TEHRAN – The amount of herbal medicine consumption in Iran has increased by 1.5 percent, head of the natural products department at Food and Drug Administration (FDA) has said.
Natural and herbal medicines constitute 4 percent of the total amount of medicines used in the country, Nasimonline quoted Mahnaz Khanavi as saying on Tuesday.
People’s willingness to use natural and herbal medicines has increased in recent years, she noted.
Referring to recent statistics released at the end of [Iranian calendar year of] 1396 (March 2017-March 2018), she noted that the amount of herbal medicinesconsumed in the country increased by 1.5 percent last year compared to a year before.
The Ministry of Health and the Food and Drug Administration’s policies are aimed at moving towards the use of natural or herbal medicines instead ofsynthetic drugs, she concluded.
According to the World Health Organization Traditional (WHO) herbal medicines are naturally occurring, plant-derived substances with minimal or no industrial processing that have been used to treat illness within local or regional healing practices. Traditional herbal medicines are getting significant attention in global health debates.
Medicinal plants still form the basis of traditional or indigenous health systems and are reported by WHO to still be used by a majority of populations in most developing countries.
WHO has adopted a strategy to promote traditional medicines between 2014 and 2023 to support member states in developing proactive policies and implement plans to strengthen the role of traditional medicine in the health sector.

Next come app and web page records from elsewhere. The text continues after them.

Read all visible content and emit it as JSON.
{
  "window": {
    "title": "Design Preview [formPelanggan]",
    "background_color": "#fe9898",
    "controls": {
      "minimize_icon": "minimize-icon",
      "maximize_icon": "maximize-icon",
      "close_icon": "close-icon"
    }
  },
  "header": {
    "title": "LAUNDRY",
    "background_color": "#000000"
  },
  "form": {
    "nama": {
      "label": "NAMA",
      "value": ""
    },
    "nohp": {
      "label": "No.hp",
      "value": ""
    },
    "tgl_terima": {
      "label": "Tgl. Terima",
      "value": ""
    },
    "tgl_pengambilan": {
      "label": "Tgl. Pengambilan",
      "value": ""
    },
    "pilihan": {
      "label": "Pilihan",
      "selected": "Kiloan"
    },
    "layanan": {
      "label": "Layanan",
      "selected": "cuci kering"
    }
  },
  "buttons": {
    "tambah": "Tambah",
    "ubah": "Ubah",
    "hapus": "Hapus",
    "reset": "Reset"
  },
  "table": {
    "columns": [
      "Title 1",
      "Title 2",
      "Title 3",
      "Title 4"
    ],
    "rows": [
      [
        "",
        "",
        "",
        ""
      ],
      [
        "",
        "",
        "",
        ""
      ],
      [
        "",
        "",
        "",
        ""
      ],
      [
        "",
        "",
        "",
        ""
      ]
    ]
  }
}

Traditional remedies have long been used by the people, especially in rural Iran, and most households even in urban areas store herbal petals, essences, powders and extracts to provide relief for different kinds of ailments.
Iranian traditional medicine dates back more than 3,000 years. Persian polymath Avicenna’s ‘Book of Healing’ and ‘Canon of Medicine’ are the most authoritative sources in this field.